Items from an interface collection
◆ ◆ ◆ ◆
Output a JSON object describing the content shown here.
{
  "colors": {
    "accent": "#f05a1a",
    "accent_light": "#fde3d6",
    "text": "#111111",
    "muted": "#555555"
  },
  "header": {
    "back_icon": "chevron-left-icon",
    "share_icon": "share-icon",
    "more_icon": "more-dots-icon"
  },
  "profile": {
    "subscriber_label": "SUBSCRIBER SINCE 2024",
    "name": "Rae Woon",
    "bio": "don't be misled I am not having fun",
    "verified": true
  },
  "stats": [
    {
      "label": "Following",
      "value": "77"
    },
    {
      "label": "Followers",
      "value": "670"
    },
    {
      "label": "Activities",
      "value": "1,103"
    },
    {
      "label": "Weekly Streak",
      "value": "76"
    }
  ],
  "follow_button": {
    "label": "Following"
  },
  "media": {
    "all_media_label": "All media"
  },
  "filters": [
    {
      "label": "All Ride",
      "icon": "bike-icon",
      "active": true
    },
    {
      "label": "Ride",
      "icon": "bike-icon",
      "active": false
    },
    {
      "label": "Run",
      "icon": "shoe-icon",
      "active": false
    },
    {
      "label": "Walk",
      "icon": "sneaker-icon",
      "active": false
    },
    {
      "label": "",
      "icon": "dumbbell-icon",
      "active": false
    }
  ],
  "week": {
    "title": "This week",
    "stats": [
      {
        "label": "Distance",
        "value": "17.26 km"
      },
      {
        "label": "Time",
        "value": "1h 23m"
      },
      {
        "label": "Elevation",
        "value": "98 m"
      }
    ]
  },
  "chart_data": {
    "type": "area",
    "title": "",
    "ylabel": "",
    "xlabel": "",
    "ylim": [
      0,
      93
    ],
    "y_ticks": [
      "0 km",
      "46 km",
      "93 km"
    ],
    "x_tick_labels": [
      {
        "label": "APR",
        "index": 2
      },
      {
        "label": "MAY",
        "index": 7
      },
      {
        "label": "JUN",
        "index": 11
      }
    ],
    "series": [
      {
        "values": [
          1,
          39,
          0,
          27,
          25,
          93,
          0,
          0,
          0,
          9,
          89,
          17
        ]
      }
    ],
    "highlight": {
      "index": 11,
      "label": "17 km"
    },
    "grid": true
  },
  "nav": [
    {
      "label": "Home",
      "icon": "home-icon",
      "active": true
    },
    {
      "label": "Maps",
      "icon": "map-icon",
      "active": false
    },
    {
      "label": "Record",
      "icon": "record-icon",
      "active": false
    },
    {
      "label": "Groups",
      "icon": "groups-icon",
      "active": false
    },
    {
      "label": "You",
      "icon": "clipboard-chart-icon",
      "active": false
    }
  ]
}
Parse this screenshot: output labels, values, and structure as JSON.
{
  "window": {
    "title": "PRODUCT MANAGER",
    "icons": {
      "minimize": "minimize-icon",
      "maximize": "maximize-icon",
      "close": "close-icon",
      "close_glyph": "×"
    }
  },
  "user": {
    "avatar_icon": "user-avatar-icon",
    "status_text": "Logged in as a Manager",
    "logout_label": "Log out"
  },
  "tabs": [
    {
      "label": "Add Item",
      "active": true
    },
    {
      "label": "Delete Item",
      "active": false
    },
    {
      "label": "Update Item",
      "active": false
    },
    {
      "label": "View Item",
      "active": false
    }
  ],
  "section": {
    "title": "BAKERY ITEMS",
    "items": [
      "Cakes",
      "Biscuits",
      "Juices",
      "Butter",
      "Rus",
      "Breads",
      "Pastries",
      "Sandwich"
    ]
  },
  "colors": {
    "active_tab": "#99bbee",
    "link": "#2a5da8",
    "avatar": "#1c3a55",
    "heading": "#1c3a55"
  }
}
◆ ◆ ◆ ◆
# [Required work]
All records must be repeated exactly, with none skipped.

# [Answer to this task]
Output a JSON object describing the content shown here.
{
  "colors": {
    "accent": "#f05a1a",
    "accent_light": "#fde3d6",
    "text": "#111111",
    "muted": "#555555"
  },
  "header": {
    "back_icon": "chevron-left-icon",
    "share_icon": "share-icon",
    "more_icon": "more-dots-icon"
  },
  "profile": {
    "subscriber_label": "SUBSCRIBER SINCE 2024",
    "name": "Rae Woon",
    "bio": "don't be misled I am not having fun",
    "verified": true
  },
  "stats": [
    {
      "label": "Following",
      "value": "77"
    },
    {
      "label": "Followers",
      "value": "670"
    },
    {
      "label": "Activities",
      "value": "1,103"
    },
    {
      "label": "Weekly Streak",
      "value": "76"
    }
  ],
  "follow_button": {
    "label": "Following"
  },
  "media": {
    "all_media_label": "All media"
  },
  "filters": [
    {
      "label": "All Ride",
      "icon": "bike-icon",
      "active": true
    },
    {
      "label": "Ride",
      "icon": "bike-icon",
      "active": false
    },
    {
      "label": "Run",
      "icon": "shoe-icon",
      "active": false
    },
    {
      "label": "Walk",
      "icon": "sneaker-icon",
      "active": false
    },
    {
      "label": "",
      "icon": "dumbbell-icon",
      "active": false
    }
  ],
  "week": {
    "title": "This week",
    "stats": [
      {
        "label": "Distance",
        "value": "17.26 km"
      },
      {
        "label": "Time",
        "value": "1h 23m"
      },
      {
        "label": "Elevation",
        "value": "98 m"
      }
    ]
  },
  "chart_data": {
    "type": "area",
    "title": "",
    "ylabel": "",
    "xlabel": "",
    "ylim": [
      0,
      93
    ],
    "y_ticks": [
      "0 km",
      "46 km",
      "93 km"
    ],
    "x_tick_labels": [
      {
        "label": "APR",
        "index": 2
      },
      {
        "label": "MAY",
        "index": 7
      },
      {
        "label": "JUN",
        "index": 11
      }
    ],
    "series": [
      {
        "values": [
          1,
          39,
          0,
          27,
          25,
          93,
          0,
          0,
          0,
          9,
          89,
          17
        ]
      }
    ],
    "highlight": {
      "index": 11,
      "label": "17 km"
    },
    "grid": true
  },
  "nav": [
    {
      "label": "Home",
      "icon": "home-icon",
      "active": true
    },
    {
      "label": "Maps",
      "icon": "map-icon",
      "active": false
    },
    {
      "label": "Record",
      "icon": "record-icon",
      "active": false
    },
    {
      "label": "Groups",
      "icon": "groups-icon",
      "active": false
    },
    {
      "label": "You",
      "icon": "clipboard-chart-icon",
      "active": false
    }
  ]
}
Parse this screenshot: output labels, values, and structure as JSON.
{
  "window": {
    "title": "PRODUCT MANAGER",
    "icons": {
      "minimize": "minimize-icon",
      "maximize": "maximize-icon",
      "close": "close-icon",
      "close_glyph": "×"
    }
  },
  "user": {
    "avatar_icon": "user-avatar-icon",
    "status_text": "Logged in as a Manager",
    "logout_label": "Log out"
  },
  "tabs": [
    {
      "label": "Add Item",
      "active": true
    },
    {
      "label": "Delete Item",
      "active": false
    },
    {
      "label": "Update Item",
      "active": false
    },
    {
      "label": "View Item",
      "active": false
    }
  ],
  "section": {
    "title": "BAKERY ITEMS",
    "items": [
      "Cakes",
      "Biscuits",
      "Juices",
      "Butter",
      "Rus",
      "Breads",
      "Pastries",
      "Sandwich"
    ]
  },
  "colors": {
    "active_tab": "#99bbee",
    "link": "#2a5da8",
    "avatar": "#1c3a55",
    "heading": "#1c3a55"
  }
}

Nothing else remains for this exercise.